- [Exercise directions] Pull every line containing "type" out of the listing below.

- [Data provided]
-*-
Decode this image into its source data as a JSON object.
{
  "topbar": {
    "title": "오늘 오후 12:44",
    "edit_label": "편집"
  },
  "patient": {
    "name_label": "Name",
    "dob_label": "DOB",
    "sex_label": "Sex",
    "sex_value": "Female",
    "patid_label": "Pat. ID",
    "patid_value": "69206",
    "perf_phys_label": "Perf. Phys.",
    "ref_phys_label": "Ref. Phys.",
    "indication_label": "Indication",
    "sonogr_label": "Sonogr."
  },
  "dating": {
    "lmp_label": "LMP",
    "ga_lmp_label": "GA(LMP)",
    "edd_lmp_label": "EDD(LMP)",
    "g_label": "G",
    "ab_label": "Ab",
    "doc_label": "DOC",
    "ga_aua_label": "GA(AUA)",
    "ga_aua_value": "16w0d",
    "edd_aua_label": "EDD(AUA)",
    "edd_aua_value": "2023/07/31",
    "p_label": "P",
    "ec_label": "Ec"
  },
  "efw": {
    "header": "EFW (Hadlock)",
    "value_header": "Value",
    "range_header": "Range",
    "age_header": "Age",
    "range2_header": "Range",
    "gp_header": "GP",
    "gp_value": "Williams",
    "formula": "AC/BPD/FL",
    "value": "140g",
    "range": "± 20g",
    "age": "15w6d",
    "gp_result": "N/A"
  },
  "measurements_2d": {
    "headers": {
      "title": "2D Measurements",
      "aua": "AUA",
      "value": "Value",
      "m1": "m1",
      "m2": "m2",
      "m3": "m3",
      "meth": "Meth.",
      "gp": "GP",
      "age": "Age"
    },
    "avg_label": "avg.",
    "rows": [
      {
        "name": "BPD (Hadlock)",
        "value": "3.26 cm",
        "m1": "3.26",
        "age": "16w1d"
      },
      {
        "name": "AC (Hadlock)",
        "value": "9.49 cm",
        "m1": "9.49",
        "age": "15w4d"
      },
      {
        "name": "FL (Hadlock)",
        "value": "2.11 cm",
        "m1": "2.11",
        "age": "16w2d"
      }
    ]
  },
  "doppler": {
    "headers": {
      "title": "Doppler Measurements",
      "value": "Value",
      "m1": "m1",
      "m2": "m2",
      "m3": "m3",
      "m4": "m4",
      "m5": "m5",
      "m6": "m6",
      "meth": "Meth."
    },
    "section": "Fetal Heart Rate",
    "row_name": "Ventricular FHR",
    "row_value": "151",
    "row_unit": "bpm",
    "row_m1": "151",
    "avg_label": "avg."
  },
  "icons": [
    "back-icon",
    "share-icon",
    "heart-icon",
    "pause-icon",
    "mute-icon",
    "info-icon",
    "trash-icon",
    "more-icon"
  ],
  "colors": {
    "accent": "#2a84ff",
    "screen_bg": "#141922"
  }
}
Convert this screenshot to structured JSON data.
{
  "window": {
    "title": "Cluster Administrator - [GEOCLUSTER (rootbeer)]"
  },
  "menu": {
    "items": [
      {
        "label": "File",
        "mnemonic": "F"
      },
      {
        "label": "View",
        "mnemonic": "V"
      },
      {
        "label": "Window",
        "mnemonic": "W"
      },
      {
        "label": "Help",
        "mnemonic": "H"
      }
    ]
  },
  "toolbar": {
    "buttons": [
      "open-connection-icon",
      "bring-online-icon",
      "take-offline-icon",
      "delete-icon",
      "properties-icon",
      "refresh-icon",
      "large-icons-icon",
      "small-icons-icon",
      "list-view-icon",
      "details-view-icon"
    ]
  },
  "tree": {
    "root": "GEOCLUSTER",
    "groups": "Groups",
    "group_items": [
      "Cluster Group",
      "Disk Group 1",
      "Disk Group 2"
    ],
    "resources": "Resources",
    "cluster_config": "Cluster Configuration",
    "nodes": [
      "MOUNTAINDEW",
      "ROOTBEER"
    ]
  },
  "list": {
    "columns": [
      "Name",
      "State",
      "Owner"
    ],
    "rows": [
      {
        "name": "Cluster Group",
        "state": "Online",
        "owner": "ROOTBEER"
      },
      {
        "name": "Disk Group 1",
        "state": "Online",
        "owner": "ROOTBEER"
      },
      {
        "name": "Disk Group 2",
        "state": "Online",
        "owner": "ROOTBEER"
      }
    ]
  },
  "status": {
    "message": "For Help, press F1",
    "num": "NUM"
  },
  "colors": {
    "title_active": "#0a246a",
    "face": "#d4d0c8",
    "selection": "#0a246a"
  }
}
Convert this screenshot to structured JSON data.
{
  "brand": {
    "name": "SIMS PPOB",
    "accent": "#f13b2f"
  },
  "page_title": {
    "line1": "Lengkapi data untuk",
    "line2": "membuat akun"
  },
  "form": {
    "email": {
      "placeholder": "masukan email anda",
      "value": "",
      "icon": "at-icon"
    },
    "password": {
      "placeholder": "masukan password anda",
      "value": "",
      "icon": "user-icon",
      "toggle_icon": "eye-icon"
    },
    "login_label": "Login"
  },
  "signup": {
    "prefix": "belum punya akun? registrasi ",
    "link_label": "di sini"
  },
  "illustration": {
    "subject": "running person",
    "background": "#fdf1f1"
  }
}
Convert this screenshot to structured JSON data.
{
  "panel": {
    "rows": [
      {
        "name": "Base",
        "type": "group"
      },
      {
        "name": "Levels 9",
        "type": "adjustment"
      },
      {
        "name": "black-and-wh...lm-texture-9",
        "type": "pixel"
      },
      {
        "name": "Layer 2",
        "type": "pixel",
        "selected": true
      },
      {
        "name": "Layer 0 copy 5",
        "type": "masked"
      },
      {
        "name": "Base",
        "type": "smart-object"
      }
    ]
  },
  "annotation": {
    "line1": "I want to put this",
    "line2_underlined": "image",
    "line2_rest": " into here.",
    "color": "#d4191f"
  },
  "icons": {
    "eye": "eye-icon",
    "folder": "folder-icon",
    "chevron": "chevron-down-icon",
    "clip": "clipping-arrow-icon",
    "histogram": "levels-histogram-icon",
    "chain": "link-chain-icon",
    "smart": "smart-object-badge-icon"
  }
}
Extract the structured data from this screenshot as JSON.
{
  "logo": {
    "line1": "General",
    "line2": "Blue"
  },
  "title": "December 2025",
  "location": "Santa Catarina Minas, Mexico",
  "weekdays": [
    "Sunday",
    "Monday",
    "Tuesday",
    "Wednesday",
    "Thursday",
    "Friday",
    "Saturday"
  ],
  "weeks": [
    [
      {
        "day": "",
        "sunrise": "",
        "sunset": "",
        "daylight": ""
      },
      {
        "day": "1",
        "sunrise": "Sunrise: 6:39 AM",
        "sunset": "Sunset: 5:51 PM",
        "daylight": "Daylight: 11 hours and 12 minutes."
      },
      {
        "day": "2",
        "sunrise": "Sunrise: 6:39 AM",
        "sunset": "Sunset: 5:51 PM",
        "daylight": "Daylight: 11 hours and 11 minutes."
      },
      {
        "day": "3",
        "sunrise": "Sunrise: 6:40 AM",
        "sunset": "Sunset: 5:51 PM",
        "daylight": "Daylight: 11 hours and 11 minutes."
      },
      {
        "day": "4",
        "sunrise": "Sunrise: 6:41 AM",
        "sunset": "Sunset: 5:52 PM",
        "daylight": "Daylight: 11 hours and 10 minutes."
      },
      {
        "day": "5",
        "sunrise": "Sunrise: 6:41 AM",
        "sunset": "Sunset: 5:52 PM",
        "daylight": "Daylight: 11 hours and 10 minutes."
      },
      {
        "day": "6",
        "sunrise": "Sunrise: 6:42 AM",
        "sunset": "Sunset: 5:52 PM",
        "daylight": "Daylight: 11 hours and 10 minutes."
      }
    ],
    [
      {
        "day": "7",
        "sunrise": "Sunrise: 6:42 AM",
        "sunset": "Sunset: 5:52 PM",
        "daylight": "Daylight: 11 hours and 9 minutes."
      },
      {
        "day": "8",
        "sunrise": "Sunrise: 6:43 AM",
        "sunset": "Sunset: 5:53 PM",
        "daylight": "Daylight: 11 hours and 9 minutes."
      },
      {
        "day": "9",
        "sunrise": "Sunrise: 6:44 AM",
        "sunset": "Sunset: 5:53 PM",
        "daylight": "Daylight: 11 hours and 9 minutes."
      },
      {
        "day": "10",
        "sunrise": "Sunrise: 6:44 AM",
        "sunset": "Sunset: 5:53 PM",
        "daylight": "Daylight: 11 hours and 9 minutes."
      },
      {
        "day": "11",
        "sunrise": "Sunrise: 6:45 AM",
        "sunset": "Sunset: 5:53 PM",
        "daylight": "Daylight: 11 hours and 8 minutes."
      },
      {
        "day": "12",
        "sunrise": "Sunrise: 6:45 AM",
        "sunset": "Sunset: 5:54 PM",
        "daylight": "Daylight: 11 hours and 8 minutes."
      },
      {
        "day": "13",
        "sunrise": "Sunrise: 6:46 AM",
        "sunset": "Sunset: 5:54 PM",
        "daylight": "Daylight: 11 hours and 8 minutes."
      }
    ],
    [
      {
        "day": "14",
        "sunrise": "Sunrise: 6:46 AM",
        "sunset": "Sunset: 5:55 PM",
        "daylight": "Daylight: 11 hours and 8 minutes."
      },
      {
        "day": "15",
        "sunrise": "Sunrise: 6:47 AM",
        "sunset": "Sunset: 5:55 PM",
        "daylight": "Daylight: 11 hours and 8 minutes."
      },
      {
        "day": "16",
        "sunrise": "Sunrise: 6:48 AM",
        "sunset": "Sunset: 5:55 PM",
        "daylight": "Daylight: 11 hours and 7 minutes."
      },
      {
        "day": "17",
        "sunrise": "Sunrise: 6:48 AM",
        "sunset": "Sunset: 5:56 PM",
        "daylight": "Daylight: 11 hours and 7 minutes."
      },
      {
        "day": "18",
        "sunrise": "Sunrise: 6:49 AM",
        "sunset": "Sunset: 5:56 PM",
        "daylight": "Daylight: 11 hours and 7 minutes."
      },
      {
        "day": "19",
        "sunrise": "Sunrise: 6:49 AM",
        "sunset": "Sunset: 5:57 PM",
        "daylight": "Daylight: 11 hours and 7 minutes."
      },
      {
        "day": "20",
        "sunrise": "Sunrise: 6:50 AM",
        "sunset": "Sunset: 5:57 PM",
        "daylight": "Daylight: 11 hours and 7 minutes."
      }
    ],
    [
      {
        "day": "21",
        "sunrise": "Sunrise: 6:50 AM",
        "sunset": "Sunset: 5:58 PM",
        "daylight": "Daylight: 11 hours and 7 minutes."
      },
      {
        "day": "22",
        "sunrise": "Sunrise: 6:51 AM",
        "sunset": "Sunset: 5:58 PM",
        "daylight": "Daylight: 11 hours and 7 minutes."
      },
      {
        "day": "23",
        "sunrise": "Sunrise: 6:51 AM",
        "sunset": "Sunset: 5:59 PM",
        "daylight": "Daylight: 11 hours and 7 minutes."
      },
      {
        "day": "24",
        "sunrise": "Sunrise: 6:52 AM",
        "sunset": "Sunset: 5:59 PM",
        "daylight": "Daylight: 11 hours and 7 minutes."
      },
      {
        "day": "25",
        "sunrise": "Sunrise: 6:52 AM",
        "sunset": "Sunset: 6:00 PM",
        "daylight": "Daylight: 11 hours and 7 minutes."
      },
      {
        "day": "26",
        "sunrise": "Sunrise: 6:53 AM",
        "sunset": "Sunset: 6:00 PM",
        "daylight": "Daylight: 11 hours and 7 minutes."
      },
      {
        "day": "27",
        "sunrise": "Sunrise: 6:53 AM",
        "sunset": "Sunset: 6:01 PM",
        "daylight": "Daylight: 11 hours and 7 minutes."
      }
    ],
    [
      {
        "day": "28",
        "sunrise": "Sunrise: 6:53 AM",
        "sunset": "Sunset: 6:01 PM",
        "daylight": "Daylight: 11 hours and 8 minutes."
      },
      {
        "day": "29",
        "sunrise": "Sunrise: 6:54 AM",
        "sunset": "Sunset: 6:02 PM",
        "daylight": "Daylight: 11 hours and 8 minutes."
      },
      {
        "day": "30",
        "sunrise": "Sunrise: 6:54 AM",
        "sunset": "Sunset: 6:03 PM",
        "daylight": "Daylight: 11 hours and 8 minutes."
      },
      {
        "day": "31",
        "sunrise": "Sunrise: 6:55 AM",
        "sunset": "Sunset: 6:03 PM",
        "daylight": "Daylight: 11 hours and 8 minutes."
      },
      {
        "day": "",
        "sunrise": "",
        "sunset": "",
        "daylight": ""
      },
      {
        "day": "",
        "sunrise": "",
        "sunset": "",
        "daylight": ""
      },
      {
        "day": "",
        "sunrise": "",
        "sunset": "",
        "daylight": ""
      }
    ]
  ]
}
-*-
- [Answer area]
        "type": "group"
        "type": "adjustment"
        "type": "pixel"
        "type": "pixel",
        "type": "masked"
        "type": "smart-object"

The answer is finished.